8. One Flew Over the Cuckoo’s Nest by Milos Forman captures all the craziness and menace of the original book by Ken Kesey and then some!

9. I’ve read 50 books so far in 2018 and at least 10 of those have been outstanding. One that really haunted me was Love by Hanne Ørstavik, translated by Martin Aitken, which I received as part of the Asymptote Book Club subscription.

10. I will read anything by Tove Jansson and Shirley Jackson. There you go, you get two for the price of one!

11. I used to think that fantasy or YA were my least favourite genres – and they are certainly not my go-to genres of choice. But the ones that I never pick up nowadays are romance novels. Although I did go through a period of adoring Georgette Heyer and Victoria Holt, if they count as romance.

12. Other than my favourite authors, you mean? My real-life friends seldom take my advice, but one author who has never disappointed when they did take it was Dorothy Parker (her short stories).

13. More film adaptations? OK, perhaps The English Patient. I read the book after sobbing my way through the film though. Besides, I was in love with Ralph Fiennes.

14. I used to read all of Jane Austen’s novels every year for about 10-12 years, and I still reread my favourite occasionally: Persuasion. But, much more frequently than that, with my children, The Gruffalo and Where the Wild Things Are. Every night for months, times two. I make that at least 180 times each.

15. Javier Marias: A Heart So Whitesimply because I’d heard that he was a long-winded writer who seems to change course in the middle of a sentence – an infuriating style. Instead, it really resonated with me.

16. Bulgakov’s The Master and Margarita. Completely insane, funny, sharply satirical and delectable.

17. Probably the Diaries of Virginia Woolf and the Letters Home of Sylvia Plath. They both showed me that you can be both a woman and a writer, suffer from depression and yet still be incredibly creative.

18. Hmm, I have the feeling it’s best not to meet your favourite writers, for fear of being disappointed. I think I might be somewhat tongue-tied but glowing in the presence of Simone de Beauvoir. Alternatively, I might be tempted to fatten up Franz Kafka and earn his disapproval forever.

19. Japanese writer Dazai Osamu – although be warned, he is not for the faint-hearted. He was drunk, depressive, treated women appallingly and tried to commit suicide several times (he succeeded at last, in a double love suicide in 1948). And yet nobody surpasses him in the description of the end of an era in Japan in his short stories and few novels such as No Longer Human and Setting Sun.

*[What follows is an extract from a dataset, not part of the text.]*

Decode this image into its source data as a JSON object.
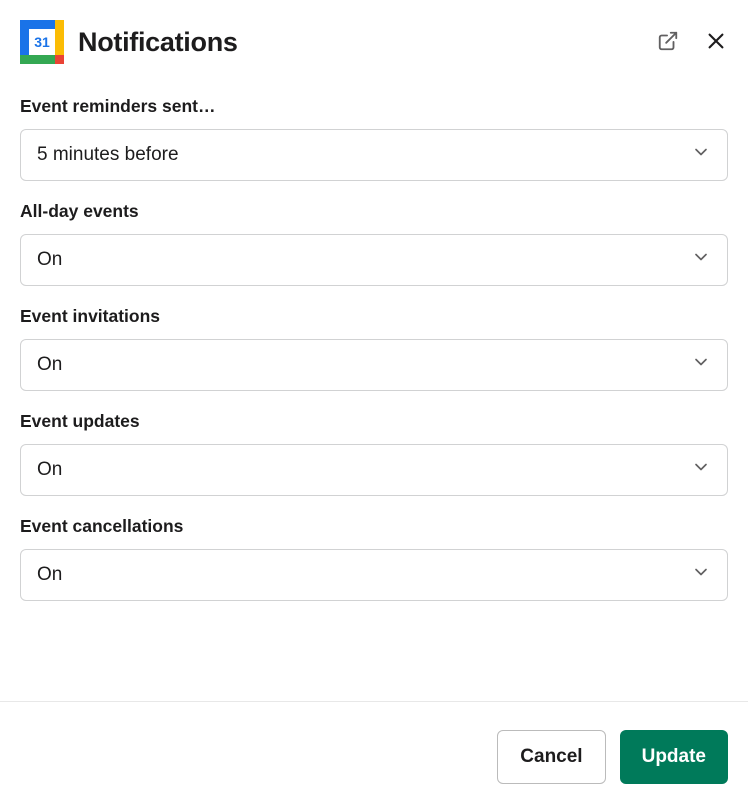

20. I return to crime with my favourite series of all time being Maj Sjöwall and Per Wahlöö’s Martin Beck series. Well thought out from the beginning – 10 years, 10 books, a critique of society and a method of policing that is much more about painstaking work than fast-paced chasing or technological wizardry. It changed the art of crime writing forever.